### The problem
Determine how many lines in this listing contain the word "Network" and report that number by itself.

Start of Block

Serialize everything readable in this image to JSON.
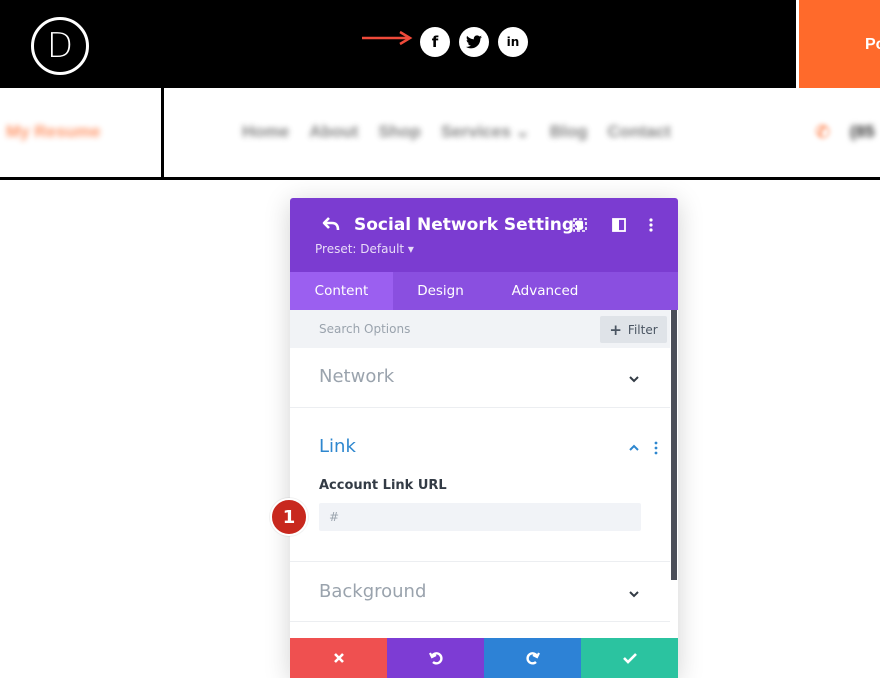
{
  "header": {
    "logo_letter": "D",
    "cta_label": "Po",
    "social_icons": [
      "facebook-icon",
      "twitter-icon",
      "linkedin-icon"
    ]
  },
  "nav": {
    "brand": "My Resume",
    "items": [
      "Home",
      "About",
      "Shop",
      "Services ⌄",
      "Blog",
      "Contact"
    ],
    "phone_partial": "(85"
  },
  "modal": {
    "title": "Social Network Settings",
    "preset": "Preset: Default ▾",
    "tabs": [
      "Content",
      "Design",
      "Advanced"
    ],
    "active_tab": "Content",
    "search_placeholder": "Search Options",
    "filter_label": "Filter",
    "sections": {
      "network": "Network",
      "link": "Link",
      "background": "Background"
    },
    "field": {
      "label": "Account Link URL",
      "placeholder": "#"
    }
  },
  "callout": {
    "number": "1"
  },
  "colors": {
    "header_purple": "#7b3cd1",
    "tab_purple": "#8a4fe0",
    "orange": "#ff6a2b",
    "link_blue": "#2e87cf",
    "discard": "#ef5050",
    "undo": "#7d3cd4",
    "redo": "#2d82d6",
    "save": "#2bc3a0",
    "badge_red": "#c8281e"
  }
}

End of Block

### Result for this exercise
2